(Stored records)

====================

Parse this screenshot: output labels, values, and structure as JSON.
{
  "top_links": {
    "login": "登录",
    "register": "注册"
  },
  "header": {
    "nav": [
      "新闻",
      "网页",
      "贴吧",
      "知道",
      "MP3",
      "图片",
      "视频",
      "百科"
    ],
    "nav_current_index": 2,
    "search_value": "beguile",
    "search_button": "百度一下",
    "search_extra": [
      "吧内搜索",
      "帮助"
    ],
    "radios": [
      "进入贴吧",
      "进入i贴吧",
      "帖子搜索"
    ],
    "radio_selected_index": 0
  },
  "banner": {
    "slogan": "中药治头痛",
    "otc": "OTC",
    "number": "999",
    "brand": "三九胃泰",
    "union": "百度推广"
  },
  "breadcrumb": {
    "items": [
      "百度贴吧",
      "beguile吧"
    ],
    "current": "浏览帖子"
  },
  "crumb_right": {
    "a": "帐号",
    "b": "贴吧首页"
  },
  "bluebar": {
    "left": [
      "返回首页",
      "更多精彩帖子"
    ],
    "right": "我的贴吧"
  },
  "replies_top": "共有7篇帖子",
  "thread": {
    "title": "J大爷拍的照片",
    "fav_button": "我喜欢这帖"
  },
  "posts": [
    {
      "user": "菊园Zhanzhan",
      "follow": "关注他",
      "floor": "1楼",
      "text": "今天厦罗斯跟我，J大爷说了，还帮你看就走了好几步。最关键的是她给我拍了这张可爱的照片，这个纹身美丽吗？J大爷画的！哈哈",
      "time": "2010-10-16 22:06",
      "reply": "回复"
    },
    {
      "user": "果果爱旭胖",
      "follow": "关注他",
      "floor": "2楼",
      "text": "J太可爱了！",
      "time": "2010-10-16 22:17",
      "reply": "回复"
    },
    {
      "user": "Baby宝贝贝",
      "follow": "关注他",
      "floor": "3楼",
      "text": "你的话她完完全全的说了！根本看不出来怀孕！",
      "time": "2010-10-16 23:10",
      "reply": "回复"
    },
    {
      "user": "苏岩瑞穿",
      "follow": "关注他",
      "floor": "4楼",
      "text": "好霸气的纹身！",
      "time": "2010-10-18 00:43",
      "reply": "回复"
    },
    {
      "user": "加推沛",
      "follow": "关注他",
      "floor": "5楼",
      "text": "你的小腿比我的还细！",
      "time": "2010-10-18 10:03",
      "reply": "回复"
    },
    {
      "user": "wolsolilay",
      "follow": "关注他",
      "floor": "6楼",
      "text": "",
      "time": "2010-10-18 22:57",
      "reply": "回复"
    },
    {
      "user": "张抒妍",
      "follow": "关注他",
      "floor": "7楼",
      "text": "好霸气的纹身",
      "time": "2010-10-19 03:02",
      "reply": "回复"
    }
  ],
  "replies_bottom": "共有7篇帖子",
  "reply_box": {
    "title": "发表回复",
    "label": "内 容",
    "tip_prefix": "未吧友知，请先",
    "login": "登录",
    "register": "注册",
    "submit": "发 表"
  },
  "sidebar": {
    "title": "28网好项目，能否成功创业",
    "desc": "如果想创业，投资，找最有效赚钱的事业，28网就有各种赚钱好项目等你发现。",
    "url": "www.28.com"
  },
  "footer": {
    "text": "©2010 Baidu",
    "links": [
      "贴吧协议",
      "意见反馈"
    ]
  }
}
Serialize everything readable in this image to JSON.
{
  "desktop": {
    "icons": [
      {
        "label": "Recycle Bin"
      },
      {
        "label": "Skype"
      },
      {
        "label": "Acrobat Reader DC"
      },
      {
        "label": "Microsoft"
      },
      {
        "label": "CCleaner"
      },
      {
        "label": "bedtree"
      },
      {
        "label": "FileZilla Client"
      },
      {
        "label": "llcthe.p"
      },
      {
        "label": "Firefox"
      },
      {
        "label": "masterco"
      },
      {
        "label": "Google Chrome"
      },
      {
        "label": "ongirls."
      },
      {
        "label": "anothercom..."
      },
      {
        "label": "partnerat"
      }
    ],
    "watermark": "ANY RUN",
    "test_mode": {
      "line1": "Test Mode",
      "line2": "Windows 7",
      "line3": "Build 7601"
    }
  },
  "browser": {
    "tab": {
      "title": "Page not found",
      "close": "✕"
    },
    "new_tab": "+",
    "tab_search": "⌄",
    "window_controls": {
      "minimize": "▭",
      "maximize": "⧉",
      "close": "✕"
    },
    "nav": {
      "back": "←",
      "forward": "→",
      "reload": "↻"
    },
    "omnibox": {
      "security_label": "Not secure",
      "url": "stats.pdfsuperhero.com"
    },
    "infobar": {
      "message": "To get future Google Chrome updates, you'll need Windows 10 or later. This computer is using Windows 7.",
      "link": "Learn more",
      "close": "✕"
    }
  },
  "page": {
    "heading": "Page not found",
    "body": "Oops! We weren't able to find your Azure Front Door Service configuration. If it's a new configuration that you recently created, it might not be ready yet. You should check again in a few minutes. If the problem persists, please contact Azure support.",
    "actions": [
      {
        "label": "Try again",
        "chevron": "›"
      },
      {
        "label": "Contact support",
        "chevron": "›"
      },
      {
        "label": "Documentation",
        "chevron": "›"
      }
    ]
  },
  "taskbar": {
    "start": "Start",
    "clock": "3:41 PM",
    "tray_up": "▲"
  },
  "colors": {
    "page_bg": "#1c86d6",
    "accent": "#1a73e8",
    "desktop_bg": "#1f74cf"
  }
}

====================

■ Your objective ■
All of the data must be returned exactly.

■ Response for this exercise ■
Parse this screenshot: output labels, values, and structure as JSON.
{
  "top_links": {
    "login": "登录",
    "register": "注册"
  },
  "header": {
    "nav": [
      "新闻",
      "网页",
      "贴吧",
      "知道",
      "MP3",
      "图片",
      "视频",
      "百科"
    ],
    "nav_current_index": 2,
    "search_value": "beguile",
    "search_button": "百度一下",
    "search_extra": [
      "吧内搜索",
      "帮助"
    ],
    "radios": [
      "进入贴吧",
      "进入i贴吧",
      "帖子搜索"
    ],
    "radio_selected_index": 0
  },
  "banner": {
    "slogan": "中药治头痛",
    "otc": "OTC",
    "number": "999",
    "brand": "三九胃泰",
    "union": "百度推广"
  },
  "breadcrumb": {
    "items": [
      "百度贴吧",
      "beguile吧"
    ],
    "current": "浏览帖子"
  },
  "crumb_right": {
    "a": "帐号",
    "b": "贴吧首页"
  },
  "bluebar": {
    "left": [
      "返回首页",
      "更多精彩帖子"
    ],
    "right": "我的贴吧"
  },
  "replies_top": "共有7篇帖子",
  "thread": {
    "title": "J大爷拍的照片",
    "fav_button": "我喜欢这帖"
  },
  "posts": [
    {
      "user": "菊园Zhanzhan",
      "follow": "关注他",
      "floor": "1楼",
      "text": "今天厦罗斯跟我，J大爷说了，还帮你看就走了好几步。最关键的是她给我拍了这张可爱的照片，这个纹身美丽吗？J大爷画的！哈哈",
      "time": "2010-10-16 22:06",
      "reply": "回复"
    },
    {
      "user": "果果爱旭胖",
      "follow": "关注他",
      "floor": "2楼",
      "text": "J太可爱了！",
      "time": "2010-10-16 22:17",
      "reply": "回复"
    },
    {
      "user": "Baby宝贝贝",
      "follow": "关注他",
      "floor": "3楼",
      "text": "你的话她完完全全的说了！根本看不出来怀孕！",
      "time": "2010-10-16 23:10",
      "reply": "回复"
    },
    {
      "user": "苏岩瑞穿",
      "follow": "关注他",
      "floor": "4楼",
      "text": "好霸气的纹身！",
      "time": "2010-10-18 00:43",
      "reply": "回复"
    },
    {
      "user": "加推沛",
      "follow": "关注他",
      "floor": "5楼",
      "text": "你的小腿比我的还细！",
      "time": "2010-10-18 10:03",
      "reply": "回复"
    },
    {
      "user": "wolsolilay",
      "follow": "关注他",
      "floor": "6楼",
      "text": "",
      "time": "2010-10-18 22:57",
      "reply": "回复"
    },
    {
      "user": "张抒妍",
      "follow": "关注他",
      "floor": "7楼",
      "text": "好霸气的纹身",
      "time": "2010-10-19 03:02",
      "reply": "回复"
    }
  ],
  "replies_bottom": "共有7篇帖子",
  "reply_box": {
    "title": "发表回复",
    "label": "内 容",
    "tip_prefix": "未吧友知，请先",
    "login": "登录",
    "register": "注册",
    "submit": "发 表"
  },
  "sidebar": {
    "title": "28网好项目，能否成功创业",
    "desc": "如果想创业，投资，找最有效赚钱的事业，28网就有各种赚钱好项目等你发现。",
    "url": "www.28.com"
  },
  "footer": {
    "text": "©2010 Baidu",
    "links": [
      "贴吧协议",
      "意见反馈"
    ]
  }
}
Serialize everything readable in this image to JSON.
{
  "desktop": {
    "icons": [
      {
        "label": "Recycle Bin"
      },
      {
        "label": "Skype"
      },
      {
        "label": "Acrobat Reader DC"
      },
      {
        "label": "Microsoft"
      },
      {
        "label": "CCleaner"
      },
      {
        "label": "bedtree"
      },
      {
        "label": "FileZilla Client"
      },
      {
        "label": "llcthe.p"
      },
      {
        "label": "Firefox"
      },
      {
        "label": "masterco"
      },
      {
        "label": "Google Chrome"
      },
      {
        "label": "ongirls."
      },
      {
        "label": "anothercom..."
      },
      {
        "label": "partnerat"
      }
    ],
    "watermark": "ANY RUN",
    "test_mode": {
      "line1": "Test Mode",
      "line2": "Windows 7",
      "line3": "Build 7601"
    }
  },
  "browser": {
    "tab": {
      "title": "Page not found",
      "close": "✕"
    },
    "new_tab": "+",
    "tab_search": "⌄",
    "window_controls": {
      "minimize": "▭",
      "maximize": "⧉",
      "close": "✕"
    },
    "nav": {
      "back": "←",
      "forward": "→",
      "reload": "↻"
    },
    "omnibox": {
      "security_label": "Not secure",
      "url": "stats.pdfsuperhero.com"
    },
    "infobar": {
      "message": "To get future Google Chrome updates, you'll need Windows 10 or later. This computer is using Windows 7.",
      "link": "Learn more",
      "close": "✕"
    }
  },
  "page": {
    "heading": "Page not found",
    "body": "Oops! We weren't able to find your Azure Front Door Service configuration. If it's a new configuration that you recently created, it might not be ready yet. You should check again in a few minutes. If the problem persists, please contact Azure support.",
    "actions": [
      {
        "label": "Try again",
        "chevron": "›"
      },
      {
        "label": "Contact support",
        "chevron": "›"
      },
      {
        "label": "Documentation",
        "chevron": "›"
      }
    ]
  },
  "taskbar": {
    "start": "Start",
    "clock": "3:41 PM",
    "tray_up": "▲"
  },
  "colors": {
    "page_bg": "#1c86d6",
    "accent": "#1a73e8",
    "desktop_bg": "#1f74cf"
  }
}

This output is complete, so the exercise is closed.